My Homage to Olivia Pope
For the past six years, I have been glued to my couch every Thursday watching Shonda Rhimes’ Scandal. Although the finale aired more than a week ago, I am still in mourning that one of my favorite shows ended. Why did the ending of this show bother me so much? Why was Olivia Pope so important?
As I started reflecting, I thought about how this one character had an impact on society. Many of us were not just fascinated by her fashion, but her capacity to lead. In 2016, Jada Pinkett Smith prompted individuals to boycott the Oscars because of the lack of diversity in the nominations. It is two years later, and we still do not see enough women of color in leading roles on major television networks.
This year’s Black Panther solidified the importance of black representation. In honor of the movie, people wore African attire and gave each other the Wakanda salute. This movie exposed African-American children to other possibilities, whereas historically, many only saw themselves as basketball and football players rather than superheroes, engineers, or members of royalty. These positive depictions are not just needed for us, but for whites too. The overrepresentation of negative images often distorts their views of us.
Olivia was smart, beautiful, and in charge, which was a contrast to the subservient roles of yesteryear. With every episode, I became mesmerized by the eloquence of Papa Pope’s monologues, especially when directed to Olivia. He reminded me of the importance of black fathers and how they are instrumental in the shaping of their daughters. Papa Pope constantly reminded her to aim high, not to become blinded by the falsehood of worthiness, and that mediocrity was unacceptable. Throughout their exchanges, he often made her recite, “I have to be twice as good as them to get half of what they have”.
These are the daily battles we encounter as black women. Although progression is continuously happening, positioning does not guarantee our permanency. We have often dimmed our own light in order for “them” with their assumed power to stay illuminated. Yes, we are our ancestors’ wildest dreams, and it is now time for us to honor them. Although there are many of us that are physically free, there are many that are enslaved by their minds. Knowledge is power and so let us start in allowing the morphing of greatness to form through simply turning a page.

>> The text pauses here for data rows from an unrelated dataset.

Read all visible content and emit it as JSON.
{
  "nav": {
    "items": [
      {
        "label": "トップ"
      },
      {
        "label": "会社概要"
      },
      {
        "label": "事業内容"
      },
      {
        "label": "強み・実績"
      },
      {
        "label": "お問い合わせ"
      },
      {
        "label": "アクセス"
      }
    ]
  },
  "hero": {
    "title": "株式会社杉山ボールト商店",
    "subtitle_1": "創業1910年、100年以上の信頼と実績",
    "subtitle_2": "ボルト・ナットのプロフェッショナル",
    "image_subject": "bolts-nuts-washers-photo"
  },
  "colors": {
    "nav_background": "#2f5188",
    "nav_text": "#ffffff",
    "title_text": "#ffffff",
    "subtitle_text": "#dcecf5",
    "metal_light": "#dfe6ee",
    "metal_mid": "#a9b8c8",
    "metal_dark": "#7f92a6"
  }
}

Let us not forget that our ancestors were instrumental in building this country. As former First Lady Michelle Obama said during the National Democratic Convention, “That is the story of this country, the story that has brought me to this stage tonight, the story of generations of people who felt the lash of bondage, the shame of servitude, the string of segregation, but who kept on striving and hoping and doing what needed to be done so that today I wake up every morning in a house that was built by slaves. And I watch my daughters, two beautiful, intelligent, black women playing with their dogs on the White House lawn”. It is the strength of the past that breeds your existence into the future. Knowing who you are is essential to prosperity. The blood that is running through your veins should provide you armor against adversity.

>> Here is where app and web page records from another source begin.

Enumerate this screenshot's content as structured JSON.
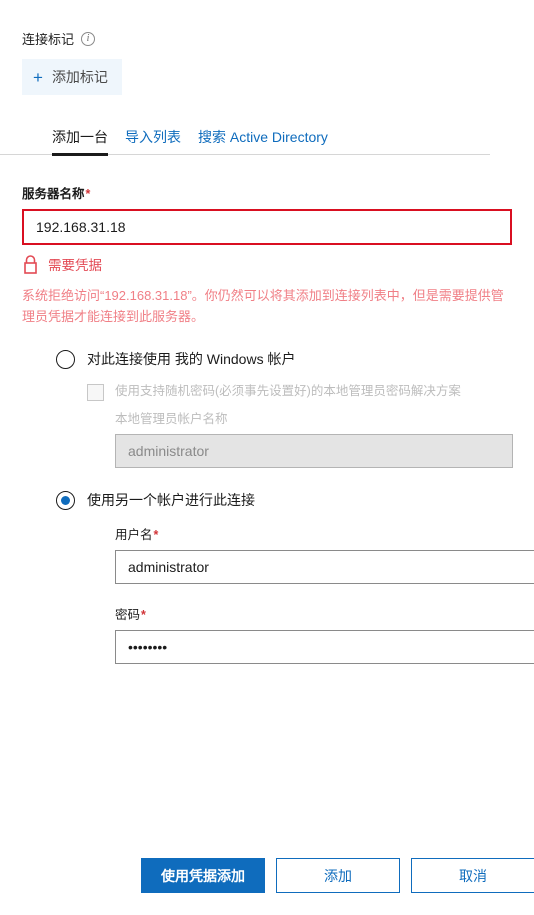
{
  "tags": {
    "header_label": "连接标记",
    "info_icon": "info-circle-icon",
    "add_tag_label": "添加标记",
    "plus_glyph": "+"
  },
  "tabs": [
    {
      "label": "添加一台",
      "active": true
    },
    {
      "label": "导入列表",
      "active": false
    },
    {
      "label": "搜索 Active Directory",
      "active": false
    }
  ],
  "server": {
    "label": "服务器名称",
    "required_marker": "*",
    "value": "192.168.31.18",
    "credential_warning": "需要凭据",
    "lock_icon": "lock-icon",
    "error_message": "系统拒绝访问“192.168.31.18”。你仍然可以将其添加到连接列表中，但是需要提供管理员凭据才能连接到此服务器。"
  },
  "options": {
    "windows_account": {
      "label": "对此连接使用 我的 Windows 帐户",
      "selected": false,
      "laps_checkbox_label": "使用支持随机密码(必须事先设置好)的本地管理员密码解决方案",
      "laps_checked": false,
      "local_admin_label": "本地管理员帐户名称",
      "local_admin_placeholder": "administrator",
      "local_admin_value": ""
    },
    "other_account": {
      "label": "使用另一个帐户进行此连接",
      "selected": true,
      "username_label": "用户名",
      "username_required": "*",
      "username_value": "administrator",
      "password_label": "密码",
      "password_required": "*",
      "password_value": "••••••••"
    }
  },
  "footer": {
    "add_with_credentials": "使用凭据添加",
    "add": "添加",
    "cancel": "取消"
  },
  "colors": {
    "accent": "#0f6cbd",
    "error_border": "#d90f21",
    "error_text": "#f07f86",
    "warning_text": "#e34a54",
    "required": "#d13438",
    "tag_bg": "#eff6fc"
  }
}
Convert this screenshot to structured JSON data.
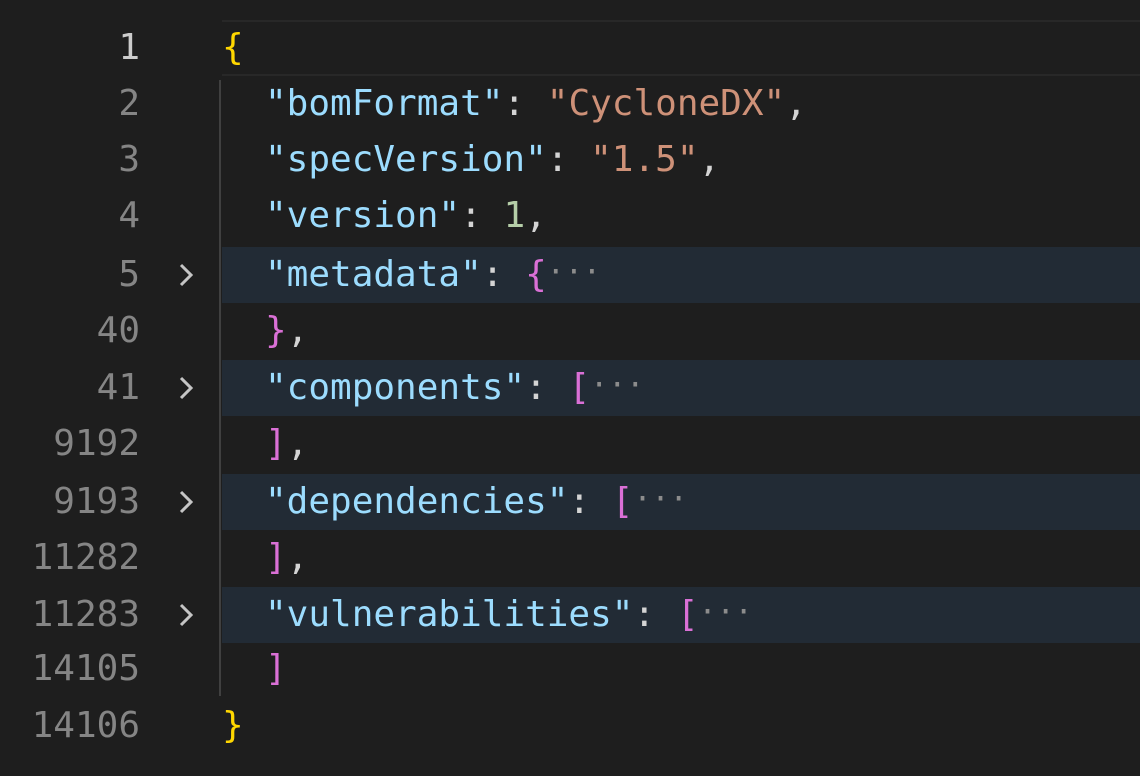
{
  "editor": {
    "language": "json",
    "colors": {
      "background": "#1e1e1e",
      "property_key": "#9cdcfe",
      "string_value": "#ce9178",
      "number_value": "#b5cea8",
      "bracket_level1": "#ffd700",
      "bracket_level2": "#da70d6",
      "fold_highlight": "#222b35",
      "line_number": "#858585"
    },
    "lines": [
      {
        "number": "1",
        "active": true,
        "fold": false
      },
      {
        "number": "2",
        "key": "\"bomFormat\"",
        "colon": ": ",
        "value": "\"CycloneDX\"",
        "trail": ","
      },
      {
        "number": "3",
        "key": "\"specVersion\"",
        "colon": ": ",
        "value": "\"1.5\"",
        "trail": ","
      },
      {
        "number": "4",
        "key": "\"version\"",
        "colon": ": ",
        "value": "1",
        "trail": ","
      },
      {
        "number": "5",
        "key": "\"metadata\"",
        "colon": ": ",
        "open": "{",
        "ellipsis": "···",
        "folded": true,
        "fold_icon": "chevron-right-icon"
      },
      {
        "number": "40",
        "close": "}",
        "trail": ","
      },
      {
        "number": "41",
        "key": "\"components\"",
        "colon": ": ",
        "open": "[",
        "ellipsis": "···",
        "folded": true,
        "fold_icon": "chevron-right-icon"
      },
      {
        "number": "9192",
        "close": "]",
        "trail": ","
      },
      {
        "number": "9193",
        "key": "\"dependencies\"",
        "colon": ": ",
        "open": "[",
        "ellipsis": "···",
        "folded": true,
        "fold_icon": "chevron-right-icon"
      },
      {
        "number": "11282",
        "close": "]",
        "trail": ","
      },
      {
        "number": "11283",
        "key": "\"vulnerabilities\"",
        "colon": ": ",
        "open": "[",
        "ellipsis": "···",
        "folded": true,
        "fold_icon": "chevron-right-icon"
      },
      {
        "number": "14105",
        "close": "]"
      },
      {
        "number": "14106"
      }
    ],
    "root_open": "{",
    "root_close": "}"
  }
}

During the end of the finale, Papa Pope said, “I wake up every morning and I make America great. That is my legacy…I want my face on Mt. Rushmore. I want a statue that would dwarf the Washington Monument. I want my name on the lips and hearts of every patriot, every American citizen, from sea to shining sea”.
What is going to be your legacy? Quincy Jones once told Oprah Winfrey that “Your future’s so bright it burns my eyes”. He said this to Oprah after filming The Color Purple, which was more than thirty years ago, and now she is one of the most influential women in the world. Do not continue to allow the past to predetermine your fate. Make this the year of you and do not allow any forms of adversity to impede your success.
The final scene of Scandal brought me to tears when I saw the two African-American girls awestruck by the Olivia Pope portrait. That scene reminded me of the picture of two-year-old Parker Curry’s reaction to former First Lady Michelle Obama’s portrait at the National Portrait Gallery.
Although “We The People” pertained to a selective group, it is important for us to proclaim our relevance to the world. We must “collectively” understand our worth and reclaim the power that we already have bestowed on us, and let us not forget that success is not guaranteed by the actions of one person. Black women, we are warriors and it is time for us assemble our gladiators to claim our thrones. We must begin to silence the chatter and show everyone the true destiny of our hopes.
This is a call to action for all women. Get ready to grab your white hats and let’s start taking over the world.
Charesha Barrett is a founding blogger of Black Girl in the CLE, a veteran educator and the CEO of CHARP EDucation Consulting. CHARPED provides a variety of educational services by specializes in cultural competency and training. Learn more at http://charpeducationconsulting.com